The United States installed its first offshore wind facility in 2016. The 30 MW Block Island project off Rhode Island, developed by Deepwater Wind, now raises the broader question to industry followers and the American public alike: Does Block Island herald the beginning of an offshore wind market in the United States?
If it does, there is a lot of catching up to do, compared to the rest of the world. At the end of 2015, total global offshore wind capacity reached nearly 12,000 MW. A remarkable 3,755 MW of that total came online in 2015, driven largely by Germany.
The Production Tax Credit (PTC) and the Investment Tax Credit (ITC), tax policies that support wind projects, were reinstated in late 2015, and critical new timeline flexibility announced in mid-2016 allows wind projects that began construction or achieve “safe harbor” through a 5% spending on equipment by the end of 2016 to have four years to complete construction and receive 100% tax credit value.

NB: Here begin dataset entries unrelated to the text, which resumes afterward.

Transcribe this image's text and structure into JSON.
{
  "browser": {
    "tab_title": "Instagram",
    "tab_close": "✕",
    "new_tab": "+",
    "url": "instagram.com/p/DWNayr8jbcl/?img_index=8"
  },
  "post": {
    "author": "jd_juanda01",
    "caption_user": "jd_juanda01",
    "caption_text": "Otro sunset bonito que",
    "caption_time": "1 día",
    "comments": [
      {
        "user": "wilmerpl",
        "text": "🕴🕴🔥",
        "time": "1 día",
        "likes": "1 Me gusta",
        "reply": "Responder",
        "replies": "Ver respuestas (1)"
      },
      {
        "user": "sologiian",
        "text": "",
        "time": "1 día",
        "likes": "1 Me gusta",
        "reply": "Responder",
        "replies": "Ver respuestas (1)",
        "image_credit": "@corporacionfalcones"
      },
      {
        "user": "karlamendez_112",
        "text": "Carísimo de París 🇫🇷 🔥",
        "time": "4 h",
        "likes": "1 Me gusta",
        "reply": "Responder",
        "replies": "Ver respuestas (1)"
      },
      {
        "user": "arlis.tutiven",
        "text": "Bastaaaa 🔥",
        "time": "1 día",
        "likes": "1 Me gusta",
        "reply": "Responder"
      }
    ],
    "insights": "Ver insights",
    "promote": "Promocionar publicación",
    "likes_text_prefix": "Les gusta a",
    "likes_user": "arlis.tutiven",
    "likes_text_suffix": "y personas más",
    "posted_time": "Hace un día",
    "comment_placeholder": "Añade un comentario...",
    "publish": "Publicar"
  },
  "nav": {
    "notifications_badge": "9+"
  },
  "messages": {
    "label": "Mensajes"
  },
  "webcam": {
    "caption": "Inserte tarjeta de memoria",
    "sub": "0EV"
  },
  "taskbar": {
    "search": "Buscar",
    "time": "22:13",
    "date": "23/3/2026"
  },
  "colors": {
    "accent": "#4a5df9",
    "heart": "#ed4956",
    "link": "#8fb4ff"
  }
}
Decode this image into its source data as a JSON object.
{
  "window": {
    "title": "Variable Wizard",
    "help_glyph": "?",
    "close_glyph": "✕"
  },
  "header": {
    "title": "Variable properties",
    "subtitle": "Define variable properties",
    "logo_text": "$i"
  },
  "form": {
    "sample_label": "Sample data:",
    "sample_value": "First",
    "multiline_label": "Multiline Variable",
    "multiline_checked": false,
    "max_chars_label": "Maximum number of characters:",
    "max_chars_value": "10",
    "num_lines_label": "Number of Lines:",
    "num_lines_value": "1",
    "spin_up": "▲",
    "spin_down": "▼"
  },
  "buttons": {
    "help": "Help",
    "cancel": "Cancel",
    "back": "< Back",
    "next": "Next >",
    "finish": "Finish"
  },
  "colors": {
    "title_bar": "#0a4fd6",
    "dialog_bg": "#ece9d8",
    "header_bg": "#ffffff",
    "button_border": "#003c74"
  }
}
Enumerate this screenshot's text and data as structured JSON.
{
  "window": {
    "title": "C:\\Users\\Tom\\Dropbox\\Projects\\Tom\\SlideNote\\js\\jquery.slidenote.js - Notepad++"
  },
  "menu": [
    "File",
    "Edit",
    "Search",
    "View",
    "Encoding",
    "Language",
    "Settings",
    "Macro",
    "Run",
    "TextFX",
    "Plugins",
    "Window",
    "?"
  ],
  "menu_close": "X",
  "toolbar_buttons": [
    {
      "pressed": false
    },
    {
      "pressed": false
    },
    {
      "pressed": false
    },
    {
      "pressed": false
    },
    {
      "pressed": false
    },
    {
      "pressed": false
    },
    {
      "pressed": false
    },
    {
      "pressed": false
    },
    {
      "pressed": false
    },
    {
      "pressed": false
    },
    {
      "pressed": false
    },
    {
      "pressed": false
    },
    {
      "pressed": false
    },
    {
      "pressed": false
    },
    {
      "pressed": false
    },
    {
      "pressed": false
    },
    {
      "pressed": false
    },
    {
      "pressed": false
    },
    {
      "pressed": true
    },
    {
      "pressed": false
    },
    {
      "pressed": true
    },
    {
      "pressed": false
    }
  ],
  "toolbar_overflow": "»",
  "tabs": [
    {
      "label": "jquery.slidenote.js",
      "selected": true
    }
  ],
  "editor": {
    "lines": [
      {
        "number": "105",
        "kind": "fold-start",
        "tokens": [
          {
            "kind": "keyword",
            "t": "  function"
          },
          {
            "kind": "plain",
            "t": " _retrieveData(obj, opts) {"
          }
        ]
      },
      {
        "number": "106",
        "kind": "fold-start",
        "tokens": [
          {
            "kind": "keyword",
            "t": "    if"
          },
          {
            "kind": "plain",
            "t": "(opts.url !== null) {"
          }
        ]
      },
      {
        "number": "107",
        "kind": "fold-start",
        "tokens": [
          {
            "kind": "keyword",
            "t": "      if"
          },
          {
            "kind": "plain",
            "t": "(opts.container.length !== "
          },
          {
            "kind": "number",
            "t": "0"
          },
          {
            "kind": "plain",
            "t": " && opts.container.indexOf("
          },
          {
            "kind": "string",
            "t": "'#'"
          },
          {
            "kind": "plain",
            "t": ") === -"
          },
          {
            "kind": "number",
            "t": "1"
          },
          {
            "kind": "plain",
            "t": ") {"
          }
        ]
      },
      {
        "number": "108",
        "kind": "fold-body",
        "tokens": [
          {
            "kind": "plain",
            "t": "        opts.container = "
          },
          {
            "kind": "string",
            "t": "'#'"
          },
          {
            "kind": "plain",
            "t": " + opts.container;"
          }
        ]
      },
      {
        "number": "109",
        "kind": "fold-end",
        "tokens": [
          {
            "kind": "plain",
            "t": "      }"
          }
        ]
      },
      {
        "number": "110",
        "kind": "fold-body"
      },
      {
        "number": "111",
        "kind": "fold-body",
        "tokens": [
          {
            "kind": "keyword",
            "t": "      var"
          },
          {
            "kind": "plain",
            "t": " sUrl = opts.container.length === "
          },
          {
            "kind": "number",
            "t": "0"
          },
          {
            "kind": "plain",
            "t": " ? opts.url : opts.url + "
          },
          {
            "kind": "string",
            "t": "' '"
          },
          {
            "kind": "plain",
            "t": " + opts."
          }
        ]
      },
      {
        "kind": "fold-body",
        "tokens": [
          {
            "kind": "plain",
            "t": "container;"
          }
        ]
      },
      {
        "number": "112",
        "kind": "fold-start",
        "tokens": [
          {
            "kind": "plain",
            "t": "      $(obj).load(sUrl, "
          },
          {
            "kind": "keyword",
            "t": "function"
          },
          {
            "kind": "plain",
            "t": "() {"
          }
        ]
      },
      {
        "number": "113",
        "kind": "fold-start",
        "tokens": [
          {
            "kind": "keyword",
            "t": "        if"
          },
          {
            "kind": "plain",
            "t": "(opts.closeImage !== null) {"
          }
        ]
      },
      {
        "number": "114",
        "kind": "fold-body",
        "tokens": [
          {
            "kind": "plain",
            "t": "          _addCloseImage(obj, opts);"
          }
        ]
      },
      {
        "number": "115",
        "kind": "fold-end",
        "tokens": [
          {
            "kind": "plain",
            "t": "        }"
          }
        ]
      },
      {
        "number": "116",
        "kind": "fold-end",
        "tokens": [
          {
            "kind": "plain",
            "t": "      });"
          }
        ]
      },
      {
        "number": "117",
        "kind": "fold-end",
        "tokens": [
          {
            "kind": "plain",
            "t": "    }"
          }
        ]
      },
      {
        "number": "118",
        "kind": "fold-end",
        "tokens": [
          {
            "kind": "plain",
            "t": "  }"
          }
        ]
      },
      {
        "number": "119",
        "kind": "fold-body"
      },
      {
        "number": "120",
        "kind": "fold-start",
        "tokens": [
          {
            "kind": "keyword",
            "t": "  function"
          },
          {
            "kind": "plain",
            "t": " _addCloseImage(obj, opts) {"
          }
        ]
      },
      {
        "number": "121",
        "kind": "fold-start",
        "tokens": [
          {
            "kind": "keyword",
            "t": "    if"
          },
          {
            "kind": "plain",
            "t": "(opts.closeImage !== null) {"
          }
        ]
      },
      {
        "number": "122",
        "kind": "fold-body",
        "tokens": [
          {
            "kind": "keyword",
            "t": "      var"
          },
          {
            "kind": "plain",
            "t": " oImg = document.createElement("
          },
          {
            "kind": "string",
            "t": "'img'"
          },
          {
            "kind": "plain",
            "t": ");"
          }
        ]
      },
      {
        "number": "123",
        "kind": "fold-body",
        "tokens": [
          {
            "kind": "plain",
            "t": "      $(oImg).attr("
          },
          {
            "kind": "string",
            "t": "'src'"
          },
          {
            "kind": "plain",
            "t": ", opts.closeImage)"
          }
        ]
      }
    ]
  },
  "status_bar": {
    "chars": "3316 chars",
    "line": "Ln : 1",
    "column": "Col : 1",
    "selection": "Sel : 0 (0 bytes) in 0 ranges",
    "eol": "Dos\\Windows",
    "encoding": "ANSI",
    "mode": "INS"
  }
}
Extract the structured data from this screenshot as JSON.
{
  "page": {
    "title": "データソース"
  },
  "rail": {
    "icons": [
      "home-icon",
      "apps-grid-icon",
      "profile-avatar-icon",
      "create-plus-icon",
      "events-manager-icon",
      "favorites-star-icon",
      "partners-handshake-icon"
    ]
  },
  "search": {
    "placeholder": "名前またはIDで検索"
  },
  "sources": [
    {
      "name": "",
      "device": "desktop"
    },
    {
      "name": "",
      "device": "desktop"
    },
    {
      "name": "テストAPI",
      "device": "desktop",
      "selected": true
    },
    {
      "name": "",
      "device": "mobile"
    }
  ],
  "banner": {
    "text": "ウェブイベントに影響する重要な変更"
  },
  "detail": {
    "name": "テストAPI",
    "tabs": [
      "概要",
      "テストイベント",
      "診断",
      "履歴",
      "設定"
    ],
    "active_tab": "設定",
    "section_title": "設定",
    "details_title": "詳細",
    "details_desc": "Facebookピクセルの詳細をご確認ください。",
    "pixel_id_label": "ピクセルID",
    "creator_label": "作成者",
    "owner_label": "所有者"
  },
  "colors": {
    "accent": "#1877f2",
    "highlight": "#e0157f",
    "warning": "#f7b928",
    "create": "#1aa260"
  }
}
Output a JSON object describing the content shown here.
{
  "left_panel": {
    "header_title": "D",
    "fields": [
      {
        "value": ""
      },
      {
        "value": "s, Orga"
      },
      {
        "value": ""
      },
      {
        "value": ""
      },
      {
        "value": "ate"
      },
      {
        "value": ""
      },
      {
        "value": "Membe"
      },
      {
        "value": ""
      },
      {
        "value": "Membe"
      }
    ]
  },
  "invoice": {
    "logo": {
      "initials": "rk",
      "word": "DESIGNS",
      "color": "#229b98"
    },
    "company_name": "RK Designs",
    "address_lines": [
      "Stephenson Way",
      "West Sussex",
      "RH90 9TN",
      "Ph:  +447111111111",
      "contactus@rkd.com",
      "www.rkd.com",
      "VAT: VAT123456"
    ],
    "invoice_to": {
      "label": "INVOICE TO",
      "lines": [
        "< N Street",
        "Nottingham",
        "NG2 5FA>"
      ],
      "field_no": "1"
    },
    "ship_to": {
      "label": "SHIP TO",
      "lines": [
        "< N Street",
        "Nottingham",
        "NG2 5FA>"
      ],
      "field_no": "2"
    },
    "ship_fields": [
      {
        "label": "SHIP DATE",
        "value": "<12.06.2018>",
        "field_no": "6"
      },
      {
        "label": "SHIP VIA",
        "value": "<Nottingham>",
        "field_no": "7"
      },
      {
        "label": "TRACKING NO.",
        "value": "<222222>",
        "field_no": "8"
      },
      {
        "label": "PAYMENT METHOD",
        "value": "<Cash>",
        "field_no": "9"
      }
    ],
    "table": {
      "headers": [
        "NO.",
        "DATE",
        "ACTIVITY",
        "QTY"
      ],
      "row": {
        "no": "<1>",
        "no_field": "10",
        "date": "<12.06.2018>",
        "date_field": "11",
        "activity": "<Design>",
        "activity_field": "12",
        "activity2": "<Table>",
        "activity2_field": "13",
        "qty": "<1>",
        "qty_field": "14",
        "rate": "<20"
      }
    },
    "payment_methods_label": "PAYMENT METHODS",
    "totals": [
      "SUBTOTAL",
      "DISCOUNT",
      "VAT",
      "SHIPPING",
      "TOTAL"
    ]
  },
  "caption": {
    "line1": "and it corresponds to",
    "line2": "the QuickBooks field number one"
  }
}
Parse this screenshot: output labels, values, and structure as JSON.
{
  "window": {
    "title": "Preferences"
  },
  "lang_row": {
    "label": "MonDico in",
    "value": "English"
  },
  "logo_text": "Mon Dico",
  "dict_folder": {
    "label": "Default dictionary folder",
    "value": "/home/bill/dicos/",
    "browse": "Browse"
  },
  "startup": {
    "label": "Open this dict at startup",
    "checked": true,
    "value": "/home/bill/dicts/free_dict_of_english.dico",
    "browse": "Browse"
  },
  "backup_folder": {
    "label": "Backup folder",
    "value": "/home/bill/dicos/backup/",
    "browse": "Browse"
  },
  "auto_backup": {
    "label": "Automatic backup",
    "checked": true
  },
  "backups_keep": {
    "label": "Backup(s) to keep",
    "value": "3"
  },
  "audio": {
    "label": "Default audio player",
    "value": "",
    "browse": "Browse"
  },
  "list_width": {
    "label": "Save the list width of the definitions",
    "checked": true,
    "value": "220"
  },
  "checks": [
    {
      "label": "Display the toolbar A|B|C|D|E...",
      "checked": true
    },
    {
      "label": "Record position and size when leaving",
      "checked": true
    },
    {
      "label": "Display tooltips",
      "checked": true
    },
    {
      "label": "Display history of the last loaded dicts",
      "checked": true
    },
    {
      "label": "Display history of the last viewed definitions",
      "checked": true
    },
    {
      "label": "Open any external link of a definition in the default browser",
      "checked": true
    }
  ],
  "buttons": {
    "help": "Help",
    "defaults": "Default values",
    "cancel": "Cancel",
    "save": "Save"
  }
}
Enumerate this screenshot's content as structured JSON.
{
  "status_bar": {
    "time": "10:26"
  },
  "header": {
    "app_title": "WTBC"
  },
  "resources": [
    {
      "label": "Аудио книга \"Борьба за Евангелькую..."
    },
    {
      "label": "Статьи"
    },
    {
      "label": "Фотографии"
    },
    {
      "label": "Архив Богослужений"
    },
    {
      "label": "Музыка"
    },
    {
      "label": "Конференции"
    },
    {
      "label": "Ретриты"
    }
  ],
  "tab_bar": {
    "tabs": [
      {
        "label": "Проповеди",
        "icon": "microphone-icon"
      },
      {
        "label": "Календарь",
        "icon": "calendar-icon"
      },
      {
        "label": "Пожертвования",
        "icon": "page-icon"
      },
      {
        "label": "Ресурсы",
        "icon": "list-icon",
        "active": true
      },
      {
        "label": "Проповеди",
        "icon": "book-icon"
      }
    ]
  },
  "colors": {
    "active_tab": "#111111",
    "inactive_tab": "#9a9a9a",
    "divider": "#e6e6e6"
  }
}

The following three years provide declining tax credit values (80%, 60%, and 40%) if projects begin construction in years 2017, 2018, and 2019, providing a window of policy certainty that will affect the installation of wind projects through 2023. Navigant Research estimates 8.2 GW of wind was installed in the U.S. in 2016, bringing the cumulative total to approximately 84 GW – enough capacity to generate electricity for 20 million homes.
Despite the late start, Navigant Research projects that the United States will develop a modest U.S. offshore wind market by the early 2020s, with multiple projects in the 300 MW or above range. The following are developments driving the U.S. offshore wind industry in the coming years:
- Federal Ocean Leases: More than 16,000 MW in the offshore wind project development pipeline is advancing thanks to 11 offshore wind-site lease auctions offered by the federal Bureau of Ocean Energy Management (BOEM).
- Massachusetts: First-in-the-nation leg-islation was passed in July 2016 requiring utilities to contract for 1,600 MW of offshore wind by 2027. Deepwater, DONG Energy, and OffshoreMW each hold federal leases for tracts off the Massachusetts coast and are expected to compete for these power contracts. DONG has already entered into a partnership with Eversource Energy, with the utility taking a 50% stake in the Bay State Wind project off of Martha’s Vineyard.
- New York: In his 2017 State of the State Address, Governor Andrew Cuomo committed the state to building 2.4 GW of offshore wind by 2030. Long Island Power Authority has contracted with Deepwater for a 15-turbine, 90 MW project at a cost of $740 million. Statoil outbid NYSERDA in a BOEM auction, securing an offshore lease for another project at the record price of $42 million.
- Carper-Collins ITC Bill: This bill in the U.S. Senate would extend the 30% investment tax credit (ITC) to up to 3 GW of offshore wind. Due to falling prices, estimates have reduced the cost of the bill from $3.5 billion to $535 million, making it more attractive to lawmakers.
- S. DOE Demonstration Projects: The DOE has awarded two Advanced Technology Demonstration Projects in Ohio and Maine for the Lake Erie Energy Development Corporation’s Icebreaker and the University of Maine’s New England Aqua Ventus I projects, respectively. Both are eligible for up to $40 million each, contingent on reaching milestones and con-gressional appropriations.
U.S. offshore wind can expect costs to fall over the next decade, making it easier to capture the abundant potential in the United States. A new cost analysis by the National Renewable Energy Laboratory shows scenarios for cost reductions below $100/MWh by 2025, making this resource competitive in some regions of the country, including the Northeast, where retail electricity prices are high. Results in recent European contract auctions support this assessment. DONG won a contract for 700 MW at €72.70/MWh (~$80.52/MWh) and Vattenfall captured a Danish near-shore tender at €63.8/MWh (~$71.15/MWh).
With a technical potential of 2,058 GW accessible in U.S. waters, the scale of offshore wind development is potentially massive. That potential is nearly double the total electric generation capacity of the United States in 2015. A DOE analysis expects the United States to could develop as much as 86 GW of offshore wind by 2050. While it’s a small fraction of the potential, it means offshore wind could be a U.S. reality before long.
Find out more about this year's advanced energy trends and the full size of the advanced energy market by downloading Advanced Energy Now 2017 Market Report, available for free at the link below: